Addis Air, the country’s third-largest carrier, and its subsidiary Air Canada have been the subject of a number of scandals over the past year.
The company’s chairman has been sacked, a former director resigned and its chief executive has been charged with fraud and breach of trust.
All three have denied the allegations.
But new research published by the Economist shows that the airlines are less trustworthy than many of their competitors.
In the paper, which looked at more than 100 airline reviews published in the Economist, the airline industry was described as “somewhat more trustworthy than the rest of the world”.
The airline industry is not the only industry to have shown this.
A study published last month by the New Zealand Economic Institute found that the US airline industry “is rated as the most trustworthy in the world, while other regions of the globe are rated worse”.
The US is one of the countries that has seen a decline in trust since a similar study published in 2009 found that American Airlines was less trustworthy.
But this time, the Economist analysed the reviews published by each airline, and found that most airlines were rated as “trustworthy” by only one out of three respondents.
And this was after taking into account both the positive and negative comments of the readers.
The positive comments were often critical of the airline, or of its employees, while the negative comments were mostly negative.
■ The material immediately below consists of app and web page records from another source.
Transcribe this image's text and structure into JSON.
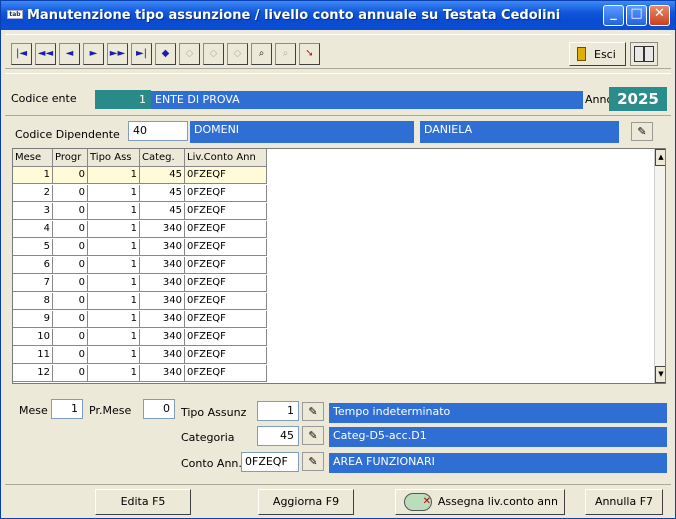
{
  "window": {
    "title": "Manutenzione tipo assunzione / livello conto annuale su Testata Cedolini",
    "app_icon_text": "tab"
  },
  "toolbar": {
    "nav": [
      "|◄",
      "◄◄",
      "◄",
      "►",
      "►►",
      "►|"
    ],
    "exit_label": "Esci"
  },
  "header": {
    "codice_ente_label": "Codice ente",
    "codice_ente_value": "1",
    "ente_name": "ENTE DI PROVA",
    "anno_label": "Anno",
    "anno_value": "2025",
    "codice_dip_label": "Codice Dipendente",
    "codice_dip_value": "40",
    "cognome": "DOMENI",
    "nome": "DANIELA"
  },
  "table": {
    "columns": [
      "Mese",
      "Progr",
      "Tipo Ass",
      "Categ.",
      "Liv.Conto Ann"
    ],
    "rows": [
      [
        "1",
        "0",
        "1",
        "45",
        "0FZEQF"
      ],
      [
        "2",
        "0",
        "1",
        "45",
        "0FZEQF"
      ],
      [
        "3",
        "0",
        "1",
        "45",
        "0FZEQF"
      ],
      [
        "4",
        "0",
        "1",
        "340",
        "0FZEQF"
      ],
      [
        "5",
        "0",
        "1",
        "340",
        "0FZEQF"
      ],
      [
        "6",
        "0",
        "1",
        "340",
        "0FZEQF"
      ],
      [
        "7",
        "0",
        "1",
        "340",
        "0FZEQF"
      ],
      [
        "8",
        "0",
        "1",
        "340",
        "0FZEQF"
      ],
      [
        "9",
        "0",
        "1",
        "340",
        "0FZEQF"
      ],
      [
        "10",
        "0",
        "1",
        "340",
        "0FZEQF"
      ],
      [
        "11",
        "0",
        "1",
        "340",
        "0FZEQF"
      ],
      [
        "12",
        "0",
        "1",
        "340",
        "0FZEQF"
      ]
    ]
  },
  "detail": {
    "mese_label": "Mese",
    "mese_value": "1",
    "prmese_label": "Pr.Mese",
    "prmese_value": "0",
    "tipo_label": "Tipo Assunz",
    "tipo_value": "1",
    "tipo_desc": "Tempo indeterminato",
    "categ_label": "Categoria",
    "categ_value": "45",
    "categ_desc": "Categ-D5-acc.D1",
    "conto_label": "Conto Ann.",
    "conto_value": "0FZEQF",
    "conto_desc": "AREA FUNZIONARI"
  },
  "buttons": {
    "edit": "Edita F5",
    "update": "Aggiorna F9",
    "assign": "Assegna liv.conto ann",
    "cancel": "Annulla F7"
  },
  "colors": {
    "accent_blue": "#2f6fd3",
    "teal": "#2a8c8c",
    "window_bg": "#ece9d8"
  }
}
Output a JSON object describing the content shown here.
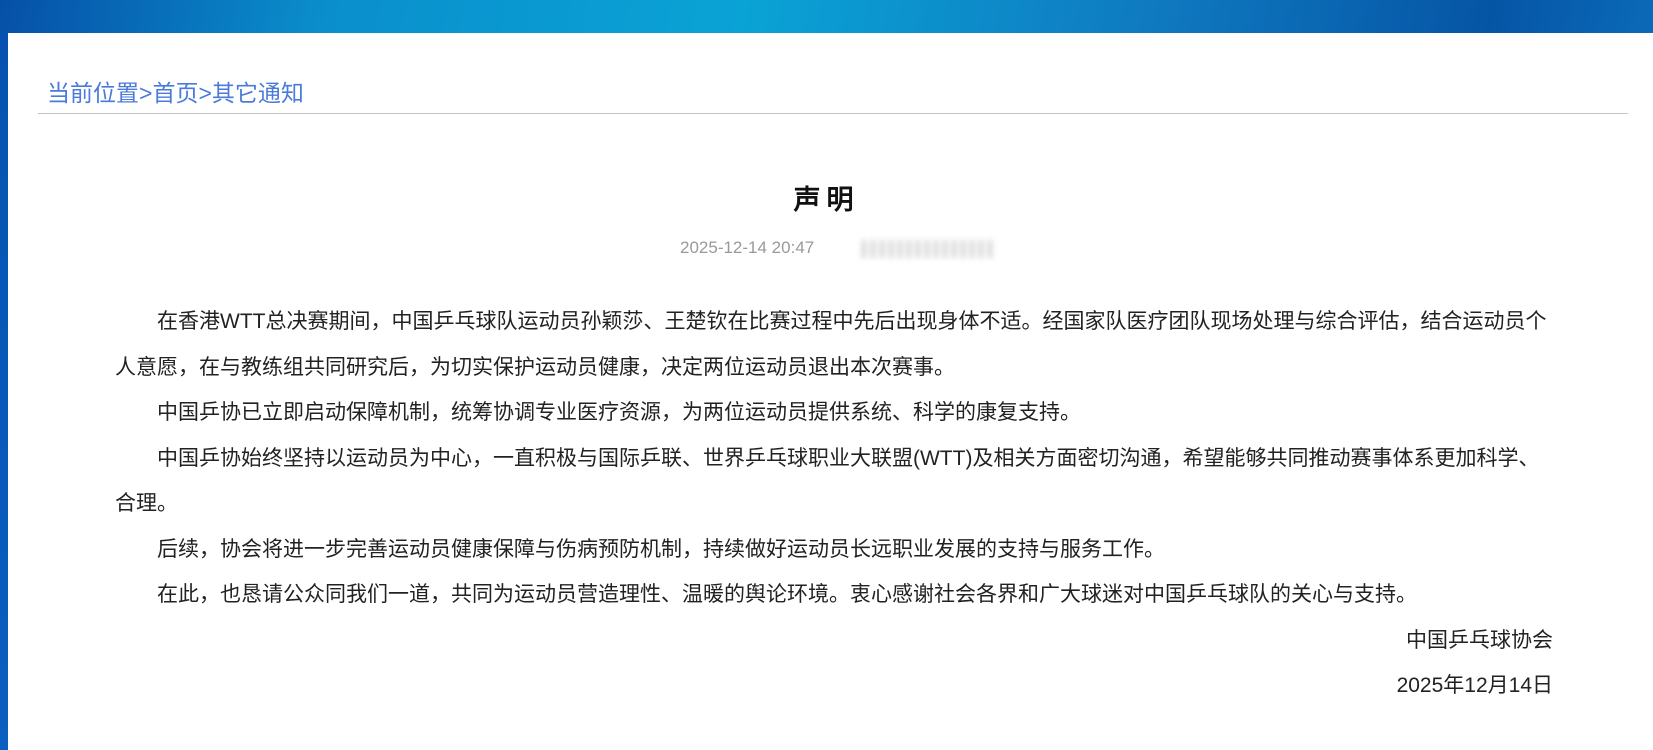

The study’s authors said that “these findings support our belief that airline reviews should be viewed as a valuable tool for monitoring airline performance, rather than an objective indicator of the quality of service”.
The Economist’s report has sparked controversy, with some criticising the study’s methodology.
One of the researchers, Professor David Siegel, has previously questioned the reliability of the Economist’s data.
He said in a statement that the paper’s methodology is “unproven”.
“The Economist’s results, though not definitive, indicate that the reliability and validity of the surveys they use are questionable.
This is an example of how unreliable their results are.”
Prof Siegel’s statement was echoed by Prof Paul O’Connor, a professor of management at Cardiff University.
“It’s clear that the results are unreliable.
The only way that they can be reliable is if the respondents are genuinely interested in the airline and their experiences, or they don’t have any agenda,” Prof O’ Connor said.
In fact, the study only looked at the positive comments, which are more reliable than the negative ones.
“The fact that you can find people who genuinely like the airline is not going to make them necessarily trustworthy,” Prof Sinker said.
“That’s why the positive reviews, which have been around for a long time, are so useful.
But I don’t think that they are a good indicator of whether the airline does the service that they advertise.”
The Economist has now published an update to its paper, and has made clear that it will only look at reviews published after July 1, 2020.
“If the airline has an update, the company can always provide it, or we can provide it,” Prof Smith said.
The Economist said it will update the paper with its methodology and data once the updated data is available.
“Our results provide a more complete picture of the behaviour of airlines, but they do not capture the behaviour on the ground when there is no update,” Prof Bailie said.